Birds of a Feather…

… roost together.


Although it might look, during the day, as if your hens are all milling about together, getting along fine, in truth they form bonds according to breed. This is very obvious at night when they settle in to roost.

We aren’t surprised to see wild birds flock. Geese migrate in V’s. Blackbirds fill trees in the fall. Pigeons line up on telephone lines. But, when it comes to our own chickens, well, they’re all chickens. And they’re part of our backyard community. And we think they should all be friends. But, they haven’t lost the instinct to be in a flock. I don’t know if a hen is aware of what she, herself, looks like, but she does recognize others that look like her, and she wants to be with them.

What about the hens that don’t have look-alike buddies?

Lulu would like a best friend. She’s tried to be friends with Buffy, but not only don’t their feathers match, but neither do their personalities. Lulu is a busy, active, crazy-sort of hen. Buffy is a settled, older, quiet girl. Buffy tries to be polite to Lulu, but you can tell she wishes that Lulu would just go away.

At night, Buffy, content to be on her own, settles into a nesting box. Lulu sleeps in the one next to her. But, even in this photo, you can see how mismatched they are.

lulu & buffy

Of all of the hens, Lulu has shown the most interest in the goats. Lulu thinks it’s too bad that they don’t have feathers. Or roost.


  1. Terry – My daughters and I loved this post. We got Tillie Lays an Egg from the Maplewood NJ library (highly recommended, and they tell patron all about your web cam) and the kids fell in love with your hens, who they now recognize by name. What they have loved the most is learning about the personalities and preferences of your chickens. So with this post, we got to talk about how it is sometimes more comfortable to spend time with people who look like you (like the chickens) but that if you did what was easy or safe, you would miss out on all the other wonderful chickens. Thanks so much for sharing your farm with us, and for taking the time to post. Karen

    • Karen- thanks for getting it – and sharing with your daughters! It’s all a writer can hope for :) I’ve posted a “hello” message to your library to thank them for telling patrons about Tillie!

  2. Terry, I love reading your post. I have you bookmarked as a favorite. This past spring we built our coop and now have 7 hens……….whom I am growing to love more daily.
    Was wondering if there is a certain breed that is more aggressive than others or is this just per chance. We have a Rhode Island Red that we have dubbed as the “Boss”. Have you seen a pattern concerning who’s boss??
    Thanks for your blog and your time.

    • Yes, I do think that some breeds are more aggressive than others. I also think that since many lines of purebred poultry are inbred, that there are some strains with issues. After all, breeders are selecting for looks, not temperament. I’ve had problems with Wyandottes, although a friend in England says that hers are gentle birds. Everyone with Barred Rocks tells of aggression to other breeds – but I think this goes along with their nature – they’re good, active foragers and voracious eaters. The Orpingtons tend to be very gentle birds. Americaunas stand-offish.

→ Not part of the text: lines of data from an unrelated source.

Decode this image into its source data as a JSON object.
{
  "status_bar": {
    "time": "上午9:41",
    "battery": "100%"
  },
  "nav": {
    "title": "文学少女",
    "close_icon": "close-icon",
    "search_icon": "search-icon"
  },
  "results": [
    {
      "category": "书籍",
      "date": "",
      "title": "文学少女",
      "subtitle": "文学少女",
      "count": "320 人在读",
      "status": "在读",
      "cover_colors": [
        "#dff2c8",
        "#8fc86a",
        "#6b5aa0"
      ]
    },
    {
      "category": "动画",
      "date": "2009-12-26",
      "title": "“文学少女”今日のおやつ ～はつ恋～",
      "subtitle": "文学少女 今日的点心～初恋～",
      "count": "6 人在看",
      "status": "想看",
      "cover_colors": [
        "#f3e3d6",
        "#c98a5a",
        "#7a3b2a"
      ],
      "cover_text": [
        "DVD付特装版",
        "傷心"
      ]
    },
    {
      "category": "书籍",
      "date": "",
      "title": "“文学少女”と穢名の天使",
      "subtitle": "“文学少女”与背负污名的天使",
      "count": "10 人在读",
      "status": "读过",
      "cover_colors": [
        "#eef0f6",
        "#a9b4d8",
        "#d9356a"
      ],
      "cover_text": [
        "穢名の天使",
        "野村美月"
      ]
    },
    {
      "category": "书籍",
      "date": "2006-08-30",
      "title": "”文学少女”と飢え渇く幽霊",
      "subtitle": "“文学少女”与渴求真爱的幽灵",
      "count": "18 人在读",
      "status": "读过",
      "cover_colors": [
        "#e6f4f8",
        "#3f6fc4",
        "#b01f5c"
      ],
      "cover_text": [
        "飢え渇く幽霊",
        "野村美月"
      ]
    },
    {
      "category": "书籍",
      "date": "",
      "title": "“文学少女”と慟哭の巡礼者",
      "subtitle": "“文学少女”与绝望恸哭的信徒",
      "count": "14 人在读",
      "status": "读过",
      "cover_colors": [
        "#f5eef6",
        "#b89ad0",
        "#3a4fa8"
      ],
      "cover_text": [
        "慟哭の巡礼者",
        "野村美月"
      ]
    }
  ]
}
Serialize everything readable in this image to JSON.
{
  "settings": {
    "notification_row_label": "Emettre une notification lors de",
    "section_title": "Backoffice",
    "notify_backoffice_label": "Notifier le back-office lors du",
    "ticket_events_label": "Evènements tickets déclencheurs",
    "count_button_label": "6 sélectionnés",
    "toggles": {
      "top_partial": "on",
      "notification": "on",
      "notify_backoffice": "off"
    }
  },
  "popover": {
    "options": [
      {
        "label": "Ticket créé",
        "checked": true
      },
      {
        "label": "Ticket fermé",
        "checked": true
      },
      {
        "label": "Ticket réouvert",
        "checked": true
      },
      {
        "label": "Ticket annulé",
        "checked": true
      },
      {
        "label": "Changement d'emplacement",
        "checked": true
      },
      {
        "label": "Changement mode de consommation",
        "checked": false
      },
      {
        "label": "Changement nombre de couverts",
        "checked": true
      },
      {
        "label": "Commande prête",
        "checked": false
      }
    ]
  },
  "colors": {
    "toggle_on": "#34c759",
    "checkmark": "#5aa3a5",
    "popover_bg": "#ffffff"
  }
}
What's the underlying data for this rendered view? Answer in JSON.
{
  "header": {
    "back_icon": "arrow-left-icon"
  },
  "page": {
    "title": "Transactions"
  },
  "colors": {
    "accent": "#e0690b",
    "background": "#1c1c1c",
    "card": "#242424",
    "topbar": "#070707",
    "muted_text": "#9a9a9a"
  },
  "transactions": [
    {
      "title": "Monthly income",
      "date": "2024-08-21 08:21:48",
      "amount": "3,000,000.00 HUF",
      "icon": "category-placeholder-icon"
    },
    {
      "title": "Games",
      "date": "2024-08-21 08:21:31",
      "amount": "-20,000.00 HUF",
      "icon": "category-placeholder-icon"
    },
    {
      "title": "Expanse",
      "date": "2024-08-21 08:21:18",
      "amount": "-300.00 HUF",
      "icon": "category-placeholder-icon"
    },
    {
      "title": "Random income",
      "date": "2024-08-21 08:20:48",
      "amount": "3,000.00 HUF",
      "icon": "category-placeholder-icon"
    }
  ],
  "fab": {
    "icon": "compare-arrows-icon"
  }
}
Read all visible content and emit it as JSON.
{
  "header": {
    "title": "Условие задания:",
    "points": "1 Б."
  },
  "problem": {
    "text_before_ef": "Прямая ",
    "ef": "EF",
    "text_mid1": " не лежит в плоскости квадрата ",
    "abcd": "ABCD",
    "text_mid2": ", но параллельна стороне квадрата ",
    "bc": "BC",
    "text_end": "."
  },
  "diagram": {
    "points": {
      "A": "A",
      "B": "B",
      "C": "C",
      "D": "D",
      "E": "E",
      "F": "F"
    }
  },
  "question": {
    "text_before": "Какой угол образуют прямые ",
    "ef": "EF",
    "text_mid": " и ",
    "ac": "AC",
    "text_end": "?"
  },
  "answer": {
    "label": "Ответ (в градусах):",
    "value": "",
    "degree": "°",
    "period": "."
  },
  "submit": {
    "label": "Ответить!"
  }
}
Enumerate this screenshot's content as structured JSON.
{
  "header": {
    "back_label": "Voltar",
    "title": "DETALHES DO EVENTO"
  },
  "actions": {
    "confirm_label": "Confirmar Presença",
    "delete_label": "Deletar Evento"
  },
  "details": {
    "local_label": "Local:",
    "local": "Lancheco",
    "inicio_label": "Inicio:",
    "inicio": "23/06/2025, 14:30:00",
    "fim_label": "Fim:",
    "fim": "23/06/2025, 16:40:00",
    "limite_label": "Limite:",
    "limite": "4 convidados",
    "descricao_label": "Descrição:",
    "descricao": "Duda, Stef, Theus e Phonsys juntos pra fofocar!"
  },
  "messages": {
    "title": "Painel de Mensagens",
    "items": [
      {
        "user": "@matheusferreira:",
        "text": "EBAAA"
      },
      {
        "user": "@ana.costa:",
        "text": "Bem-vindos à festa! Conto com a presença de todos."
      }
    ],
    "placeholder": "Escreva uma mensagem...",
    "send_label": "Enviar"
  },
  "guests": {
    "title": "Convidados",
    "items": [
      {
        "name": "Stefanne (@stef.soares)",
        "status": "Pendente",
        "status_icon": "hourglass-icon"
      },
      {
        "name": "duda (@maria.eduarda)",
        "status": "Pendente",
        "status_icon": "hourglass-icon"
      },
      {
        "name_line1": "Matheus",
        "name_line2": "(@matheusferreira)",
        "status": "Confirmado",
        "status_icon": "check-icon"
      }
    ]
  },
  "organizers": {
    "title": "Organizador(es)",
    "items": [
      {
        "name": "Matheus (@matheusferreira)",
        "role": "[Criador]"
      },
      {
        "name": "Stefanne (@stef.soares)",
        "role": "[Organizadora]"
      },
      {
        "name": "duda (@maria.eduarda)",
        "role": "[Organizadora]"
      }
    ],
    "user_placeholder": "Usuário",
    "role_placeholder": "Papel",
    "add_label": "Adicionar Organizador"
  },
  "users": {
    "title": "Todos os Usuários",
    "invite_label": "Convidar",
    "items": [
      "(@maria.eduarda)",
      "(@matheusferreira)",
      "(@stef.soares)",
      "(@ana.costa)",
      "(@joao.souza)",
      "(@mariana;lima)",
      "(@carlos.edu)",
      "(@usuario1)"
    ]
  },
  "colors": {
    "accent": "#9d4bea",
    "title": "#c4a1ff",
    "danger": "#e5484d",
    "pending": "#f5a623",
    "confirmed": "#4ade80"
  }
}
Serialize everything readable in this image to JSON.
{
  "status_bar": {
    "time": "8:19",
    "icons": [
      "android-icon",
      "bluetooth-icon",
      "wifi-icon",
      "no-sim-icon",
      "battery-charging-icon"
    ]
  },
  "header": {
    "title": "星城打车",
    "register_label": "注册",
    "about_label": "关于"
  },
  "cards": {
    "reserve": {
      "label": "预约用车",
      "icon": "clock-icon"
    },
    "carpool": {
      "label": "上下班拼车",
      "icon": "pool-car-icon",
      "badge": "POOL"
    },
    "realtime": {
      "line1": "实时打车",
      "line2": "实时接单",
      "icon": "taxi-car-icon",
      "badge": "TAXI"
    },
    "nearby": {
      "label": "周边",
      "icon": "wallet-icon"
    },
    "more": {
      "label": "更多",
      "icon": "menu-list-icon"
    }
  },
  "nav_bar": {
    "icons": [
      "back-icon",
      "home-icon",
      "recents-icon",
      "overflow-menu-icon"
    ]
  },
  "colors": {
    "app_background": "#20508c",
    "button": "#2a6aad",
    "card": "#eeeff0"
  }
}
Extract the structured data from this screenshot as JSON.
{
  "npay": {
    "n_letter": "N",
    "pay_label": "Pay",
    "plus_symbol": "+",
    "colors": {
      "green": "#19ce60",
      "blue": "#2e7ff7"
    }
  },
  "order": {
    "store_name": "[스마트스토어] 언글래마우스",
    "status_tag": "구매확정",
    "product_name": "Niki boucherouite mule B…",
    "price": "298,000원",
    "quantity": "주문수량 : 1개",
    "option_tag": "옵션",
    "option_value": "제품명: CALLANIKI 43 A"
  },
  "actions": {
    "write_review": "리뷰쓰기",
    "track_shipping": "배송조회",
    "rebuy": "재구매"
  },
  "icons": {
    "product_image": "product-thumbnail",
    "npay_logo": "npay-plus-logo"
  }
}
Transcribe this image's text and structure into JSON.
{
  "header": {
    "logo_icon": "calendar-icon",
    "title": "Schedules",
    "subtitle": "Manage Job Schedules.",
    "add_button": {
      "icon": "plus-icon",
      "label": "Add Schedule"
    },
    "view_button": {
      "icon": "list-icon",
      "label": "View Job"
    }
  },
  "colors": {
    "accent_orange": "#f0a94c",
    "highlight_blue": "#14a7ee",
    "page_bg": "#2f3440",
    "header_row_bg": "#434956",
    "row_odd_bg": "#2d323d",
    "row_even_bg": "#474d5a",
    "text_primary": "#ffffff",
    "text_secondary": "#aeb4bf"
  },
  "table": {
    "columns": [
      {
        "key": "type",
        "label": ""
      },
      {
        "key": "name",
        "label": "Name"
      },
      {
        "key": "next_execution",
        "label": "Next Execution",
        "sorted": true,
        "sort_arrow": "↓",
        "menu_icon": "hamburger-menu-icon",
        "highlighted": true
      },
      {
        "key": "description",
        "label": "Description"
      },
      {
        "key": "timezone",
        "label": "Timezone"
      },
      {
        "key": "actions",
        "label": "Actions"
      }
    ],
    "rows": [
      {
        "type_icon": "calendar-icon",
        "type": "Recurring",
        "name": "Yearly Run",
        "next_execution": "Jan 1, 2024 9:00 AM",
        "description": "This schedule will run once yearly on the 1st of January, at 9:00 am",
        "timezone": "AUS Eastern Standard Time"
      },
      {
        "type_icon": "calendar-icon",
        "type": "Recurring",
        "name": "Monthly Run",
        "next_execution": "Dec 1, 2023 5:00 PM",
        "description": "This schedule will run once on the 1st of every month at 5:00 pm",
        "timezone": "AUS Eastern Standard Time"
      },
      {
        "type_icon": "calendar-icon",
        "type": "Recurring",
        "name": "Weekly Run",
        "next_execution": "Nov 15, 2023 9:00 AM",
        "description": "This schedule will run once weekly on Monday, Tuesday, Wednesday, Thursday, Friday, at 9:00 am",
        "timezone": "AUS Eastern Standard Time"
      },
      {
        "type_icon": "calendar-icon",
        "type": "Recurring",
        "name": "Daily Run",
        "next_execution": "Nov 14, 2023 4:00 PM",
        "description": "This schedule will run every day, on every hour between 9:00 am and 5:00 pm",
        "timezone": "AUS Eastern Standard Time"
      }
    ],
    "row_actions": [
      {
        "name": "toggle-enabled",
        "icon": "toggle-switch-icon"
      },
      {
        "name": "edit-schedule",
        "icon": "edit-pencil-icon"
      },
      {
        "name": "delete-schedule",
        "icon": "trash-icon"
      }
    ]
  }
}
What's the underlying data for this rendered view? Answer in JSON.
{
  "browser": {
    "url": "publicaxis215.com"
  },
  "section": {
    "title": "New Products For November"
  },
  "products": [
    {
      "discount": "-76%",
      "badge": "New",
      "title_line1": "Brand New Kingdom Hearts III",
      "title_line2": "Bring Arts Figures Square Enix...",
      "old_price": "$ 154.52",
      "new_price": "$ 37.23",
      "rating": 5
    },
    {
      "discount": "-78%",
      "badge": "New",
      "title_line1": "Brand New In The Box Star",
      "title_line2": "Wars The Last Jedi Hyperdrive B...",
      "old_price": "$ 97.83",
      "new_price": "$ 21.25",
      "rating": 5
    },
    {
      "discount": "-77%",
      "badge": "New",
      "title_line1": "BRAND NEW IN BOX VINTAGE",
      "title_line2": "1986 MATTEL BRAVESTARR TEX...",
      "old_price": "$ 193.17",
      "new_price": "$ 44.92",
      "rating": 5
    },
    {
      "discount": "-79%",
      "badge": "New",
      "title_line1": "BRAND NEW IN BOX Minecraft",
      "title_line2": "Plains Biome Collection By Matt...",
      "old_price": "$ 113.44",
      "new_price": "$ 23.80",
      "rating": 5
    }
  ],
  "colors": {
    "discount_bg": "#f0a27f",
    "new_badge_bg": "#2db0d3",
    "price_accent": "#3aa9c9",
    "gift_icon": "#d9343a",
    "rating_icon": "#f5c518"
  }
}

  3. This is so true! My two Plymouth Rocks are best buddies as are my two Light Sussex bantams.
    The exception to the rule are my two odd-ones-out; I have a Pekin bantam and an Old English Game bantam, who are also best buddies. They go everywhere together! But at night time, Pepsi (the Old English) who is really tiny compared to the others, likes to wait until all the others are roosting, then sneak in between any two of the bigger girls. I wonder if this is to do with her being hard-feathered while the others are all soft?

  4. Lovely post Terry – and so very true.

    Found my two Cuckoo Marans snuggled up together in a nest box this morning, they waited until both had done their eggs and had a little rest, then came down the ramp together :-)

    My three “Spice Girls” stick together too – I can endorse that a hybrid mix of Plymouth Rock/Aracauna/Leghorn is a sparky mix! Not for the novice hen-keeper, they run rings round the older hens and me! But they are soooo pretty and lay pastel blue/green eggs – so all is forgiven!

    The photo of the roost is fabulous!